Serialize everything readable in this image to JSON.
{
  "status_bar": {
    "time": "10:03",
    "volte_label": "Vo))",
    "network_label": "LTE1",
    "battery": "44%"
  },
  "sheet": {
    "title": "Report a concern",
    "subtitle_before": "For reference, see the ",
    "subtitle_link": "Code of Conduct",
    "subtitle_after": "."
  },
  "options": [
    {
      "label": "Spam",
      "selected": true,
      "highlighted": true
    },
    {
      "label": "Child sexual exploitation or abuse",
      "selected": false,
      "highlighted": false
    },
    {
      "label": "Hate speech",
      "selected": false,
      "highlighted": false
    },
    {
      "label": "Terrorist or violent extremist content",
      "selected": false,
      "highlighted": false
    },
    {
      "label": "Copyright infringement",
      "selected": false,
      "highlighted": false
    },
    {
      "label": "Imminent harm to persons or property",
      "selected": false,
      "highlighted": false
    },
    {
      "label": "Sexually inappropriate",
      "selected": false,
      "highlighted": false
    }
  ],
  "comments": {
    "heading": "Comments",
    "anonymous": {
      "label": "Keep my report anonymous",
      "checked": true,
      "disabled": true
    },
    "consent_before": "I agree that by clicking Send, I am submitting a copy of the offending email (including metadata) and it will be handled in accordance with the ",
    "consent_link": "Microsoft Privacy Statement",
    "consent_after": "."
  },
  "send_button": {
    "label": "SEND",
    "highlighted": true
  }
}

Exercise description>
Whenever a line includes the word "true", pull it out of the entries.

Output of the task>
      "selected": true,
      "highlighted": true
      "checked": true,
      "disabled": true
    "highlighted": true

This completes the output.